#### [WHAT THE TASK REQUIRES]
Using the data below, work out how many lines contain "Admin", and report only that number.

(Website and app data records)
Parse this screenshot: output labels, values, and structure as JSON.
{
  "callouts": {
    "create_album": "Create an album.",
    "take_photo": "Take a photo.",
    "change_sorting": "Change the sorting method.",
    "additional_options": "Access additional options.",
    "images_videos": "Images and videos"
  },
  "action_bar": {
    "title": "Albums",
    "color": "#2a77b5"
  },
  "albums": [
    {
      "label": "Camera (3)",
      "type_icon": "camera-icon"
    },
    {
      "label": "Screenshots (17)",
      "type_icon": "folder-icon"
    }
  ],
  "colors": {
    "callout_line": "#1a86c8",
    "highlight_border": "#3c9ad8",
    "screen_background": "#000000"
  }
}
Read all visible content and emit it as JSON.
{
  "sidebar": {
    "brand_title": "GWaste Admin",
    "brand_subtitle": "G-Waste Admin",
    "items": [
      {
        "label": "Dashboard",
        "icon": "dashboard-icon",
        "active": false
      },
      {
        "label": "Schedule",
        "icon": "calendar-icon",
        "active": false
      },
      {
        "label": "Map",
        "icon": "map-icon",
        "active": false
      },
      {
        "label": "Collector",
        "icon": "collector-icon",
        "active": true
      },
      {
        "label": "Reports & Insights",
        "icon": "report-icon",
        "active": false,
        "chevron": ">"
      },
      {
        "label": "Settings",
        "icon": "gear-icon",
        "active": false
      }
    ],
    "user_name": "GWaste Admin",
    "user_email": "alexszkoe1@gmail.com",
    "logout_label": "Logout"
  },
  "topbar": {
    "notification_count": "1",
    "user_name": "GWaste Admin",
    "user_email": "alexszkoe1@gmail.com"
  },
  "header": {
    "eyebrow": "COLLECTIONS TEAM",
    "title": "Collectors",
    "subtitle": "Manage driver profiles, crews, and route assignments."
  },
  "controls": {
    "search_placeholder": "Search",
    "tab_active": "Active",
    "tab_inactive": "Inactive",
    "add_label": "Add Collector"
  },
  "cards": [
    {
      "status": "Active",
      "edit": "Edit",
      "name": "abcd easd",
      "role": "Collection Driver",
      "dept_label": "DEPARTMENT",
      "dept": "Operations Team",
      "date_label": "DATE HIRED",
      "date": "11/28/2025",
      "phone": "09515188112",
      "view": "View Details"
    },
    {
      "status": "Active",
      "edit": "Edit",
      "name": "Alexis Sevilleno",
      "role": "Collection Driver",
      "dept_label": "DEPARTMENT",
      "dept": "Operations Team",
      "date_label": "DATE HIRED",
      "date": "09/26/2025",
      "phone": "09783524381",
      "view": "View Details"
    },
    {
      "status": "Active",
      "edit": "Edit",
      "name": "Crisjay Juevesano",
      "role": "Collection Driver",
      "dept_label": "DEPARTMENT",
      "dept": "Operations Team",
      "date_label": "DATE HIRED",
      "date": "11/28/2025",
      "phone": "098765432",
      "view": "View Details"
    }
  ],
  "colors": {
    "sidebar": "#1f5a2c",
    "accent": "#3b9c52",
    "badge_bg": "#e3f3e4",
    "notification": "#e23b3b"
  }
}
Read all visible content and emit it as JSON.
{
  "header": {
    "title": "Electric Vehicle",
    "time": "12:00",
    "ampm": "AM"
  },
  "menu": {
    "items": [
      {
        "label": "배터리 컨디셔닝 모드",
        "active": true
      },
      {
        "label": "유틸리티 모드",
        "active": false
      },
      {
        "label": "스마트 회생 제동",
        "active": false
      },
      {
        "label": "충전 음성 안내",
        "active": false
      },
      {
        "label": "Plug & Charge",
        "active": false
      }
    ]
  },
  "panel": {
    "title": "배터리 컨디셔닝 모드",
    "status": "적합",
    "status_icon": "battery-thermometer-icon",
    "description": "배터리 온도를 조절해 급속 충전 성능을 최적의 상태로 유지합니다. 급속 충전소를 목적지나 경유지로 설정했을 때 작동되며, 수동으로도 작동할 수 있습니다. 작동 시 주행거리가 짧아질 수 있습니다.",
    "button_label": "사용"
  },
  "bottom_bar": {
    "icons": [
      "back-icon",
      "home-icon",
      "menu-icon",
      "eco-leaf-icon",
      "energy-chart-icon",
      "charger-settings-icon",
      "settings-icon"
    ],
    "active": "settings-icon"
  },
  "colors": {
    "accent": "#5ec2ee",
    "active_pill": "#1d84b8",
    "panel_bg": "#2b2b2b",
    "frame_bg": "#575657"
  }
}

#### [RESPONSE FOR THIS EXERCISE]
4